- Opening Delimiter -

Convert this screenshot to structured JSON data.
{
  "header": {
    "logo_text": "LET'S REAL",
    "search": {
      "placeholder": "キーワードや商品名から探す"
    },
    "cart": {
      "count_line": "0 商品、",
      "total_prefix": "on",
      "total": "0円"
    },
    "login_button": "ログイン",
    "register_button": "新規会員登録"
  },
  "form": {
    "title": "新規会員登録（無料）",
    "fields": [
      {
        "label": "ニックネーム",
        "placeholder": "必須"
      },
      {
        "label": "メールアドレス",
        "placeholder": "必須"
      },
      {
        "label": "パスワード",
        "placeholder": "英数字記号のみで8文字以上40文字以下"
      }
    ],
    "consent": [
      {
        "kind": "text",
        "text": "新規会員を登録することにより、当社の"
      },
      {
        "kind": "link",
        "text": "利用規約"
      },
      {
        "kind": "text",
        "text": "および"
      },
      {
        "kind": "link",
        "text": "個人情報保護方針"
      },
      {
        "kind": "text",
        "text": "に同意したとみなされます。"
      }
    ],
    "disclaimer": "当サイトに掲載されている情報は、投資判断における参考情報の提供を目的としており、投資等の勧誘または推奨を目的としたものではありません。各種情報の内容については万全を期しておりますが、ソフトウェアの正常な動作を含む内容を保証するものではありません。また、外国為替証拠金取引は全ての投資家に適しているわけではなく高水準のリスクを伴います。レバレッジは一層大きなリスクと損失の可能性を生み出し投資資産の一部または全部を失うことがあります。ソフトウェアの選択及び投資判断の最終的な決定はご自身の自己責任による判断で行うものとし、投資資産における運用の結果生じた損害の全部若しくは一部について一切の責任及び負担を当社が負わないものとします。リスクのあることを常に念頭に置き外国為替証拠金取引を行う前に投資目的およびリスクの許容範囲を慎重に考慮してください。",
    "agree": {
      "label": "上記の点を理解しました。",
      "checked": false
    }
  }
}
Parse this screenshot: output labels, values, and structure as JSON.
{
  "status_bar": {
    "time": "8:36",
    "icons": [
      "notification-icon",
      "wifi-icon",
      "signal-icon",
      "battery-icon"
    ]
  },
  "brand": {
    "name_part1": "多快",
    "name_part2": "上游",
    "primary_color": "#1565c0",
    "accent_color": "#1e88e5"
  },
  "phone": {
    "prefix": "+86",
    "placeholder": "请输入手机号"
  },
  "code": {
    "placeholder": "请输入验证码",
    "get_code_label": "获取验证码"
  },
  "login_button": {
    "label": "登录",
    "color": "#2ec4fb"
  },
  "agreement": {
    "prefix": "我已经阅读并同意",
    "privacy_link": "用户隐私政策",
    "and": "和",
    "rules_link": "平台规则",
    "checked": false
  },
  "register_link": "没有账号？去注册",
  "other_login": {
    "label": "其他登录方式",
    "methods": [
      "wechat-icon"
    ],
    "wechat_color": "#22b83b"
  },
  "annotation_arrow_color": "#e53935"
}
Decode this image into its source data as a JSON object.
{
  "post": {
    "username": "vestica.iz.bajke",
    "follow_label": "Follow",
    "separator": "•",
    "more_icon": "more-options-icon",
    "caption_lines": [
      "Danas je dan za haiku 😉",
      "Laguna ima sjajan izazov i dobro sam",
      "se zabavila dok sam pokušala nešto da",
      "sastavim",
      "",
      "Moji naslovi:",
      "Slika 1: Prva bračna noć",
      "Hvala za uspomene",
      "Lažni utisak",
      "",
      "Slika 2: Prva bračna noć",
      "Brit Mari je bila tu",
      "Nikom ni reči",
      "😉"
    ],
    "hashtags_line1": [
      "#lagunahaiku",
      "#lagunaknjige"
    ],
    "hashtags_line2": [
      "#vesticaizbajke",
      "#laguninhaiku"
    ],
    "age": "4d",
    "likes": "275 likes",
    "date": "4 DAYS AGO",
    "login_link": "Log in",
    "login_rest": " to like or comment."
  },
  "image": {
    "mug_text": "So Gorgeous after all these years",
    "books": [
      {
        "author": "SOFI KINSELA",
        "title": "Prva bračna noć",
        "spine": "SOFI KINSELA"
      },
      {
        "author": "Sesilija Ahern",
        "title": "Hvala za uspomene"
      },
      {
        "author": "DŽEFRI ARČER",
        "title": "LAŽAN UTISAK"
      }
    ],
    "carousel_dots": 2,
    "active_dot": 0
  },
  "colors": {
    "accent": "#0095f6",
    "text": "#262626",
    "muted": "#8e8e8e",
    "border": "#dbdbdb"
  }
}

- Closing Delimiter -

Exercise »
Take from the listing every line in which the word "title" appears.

Exercise answer »
    "title": "新規会員登録（無料）",
        "title": "Prva bračna noć",
        "title": "Hvala za uspomene"
        "title": "LAŽAN UTISAK"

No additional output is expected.